The next generation of music fans are easily able to “see through the bullshit”, and are “a lot less tolerant of traditional forms of marketing or advertising”, Chris Murray, co-founder of Falcona says.
Murray makes the comments during the following Mumbrella360 session on ‘How not to screw up music-based marketing’, which you can watch in full below.
During the session, Claire Collins, co-founder Bossy Music says: “Most people are used to seeing branding now and then, but it’s not going to have any impact or connection if there’s no connection or engagement with what’s happening.

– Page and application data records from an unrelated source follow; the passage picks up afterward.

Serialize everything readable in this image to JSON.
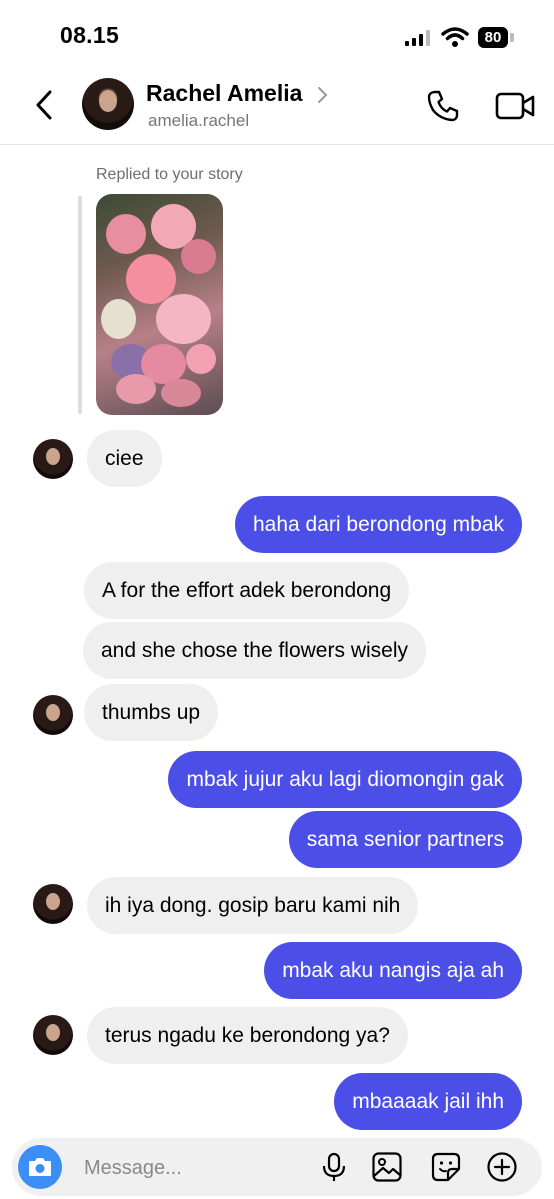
{
  "status_bar": {
    "time": "08.15",
    "battery": "80"
  },
  "header": {
    "name": "Rachel Amelia",
    "handle": "amelia.rachel"
  },
  "story_reply": {
    "label": "Replied to your story"
  },
  "messages": [
    {
      "side": "in",
      "text": "ciee"
    },
    {
      "side": "out",
      "text": "haha dari berondong mbak"
    },
    {
      "side": "in",
      "text": "A for the effort adek berondong"
    },
    {
      "side": "in",
      "text": "and she chose the flowers wisely"
    },
    {
      "side": "in",
      "text": "thumbs up"
    },
    {
      "side": "out",
      "text": "mbak jujur aku lagi diomongin gak"
    },
    {
      "side": "out",
      "text": "sama senior partners"
    },
    {
      "side": "in",
      "text": "ih iya dong. gosip baru kami nih"
    },
    {
      "side": "out",
      "text": "mbak aku nangis aja ah"
    },
    {
      "side": "in",
      "text": "terus ngadu ke berondong ya?"
    },
    {
      "side": "out",
      "text": "mbaaaak jail ihh"
    }
  ],
  "composer": {
    "placeholder": "Message..."
  },
  "colors": {
    "outgoing_bubble": "#4c4ee8",
    "incoming_bubble": "#efefef",
    "camera_button": "#3a8ef6"
  },
  "icons": [
    "back-arrow-icon",
    "chevron-right-icon",
    "phone-icon",
    "video-camera-icon",
    "camera-icon",
    "microphone-icon",
    "gallery-icon",
    "sticker-icon",
    "plus-circle-icon"
  ]
}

When it comes to music festivals, Collins adds: “Just having a banner up isn’t going to do anything at all, but if it’s combined with some shade, or some kind of experience that is a value-add then that’s going to be the most effective.”
According to Johann Ponniah, co-founder I OH YOU, success involves “taking a genuine interest in the culture behind the music”, which brands can achieve by hiring people who have some connection to the music industry.
The conversation then moves onto music influencers, with musician and host of Triple J’s House Party show Kristy Lee Peters pointing to her love of Nike trainers, which made her a natural fit to work with the brand.
Danny Rogers, co-founder of Laneway Festival and Lunatic Entertainment, claims that consistency is key when it comes to not sucking at music marketing. Pointing to Red Bull as an example of a brand who is doing really well at remaining consistent, he says: “Lots of people talk about ‘Oh I want to get involved in music this year’, and then the next year they don’t want to get involved… it just comes across quite insincere.”
October 19, 2017 6:00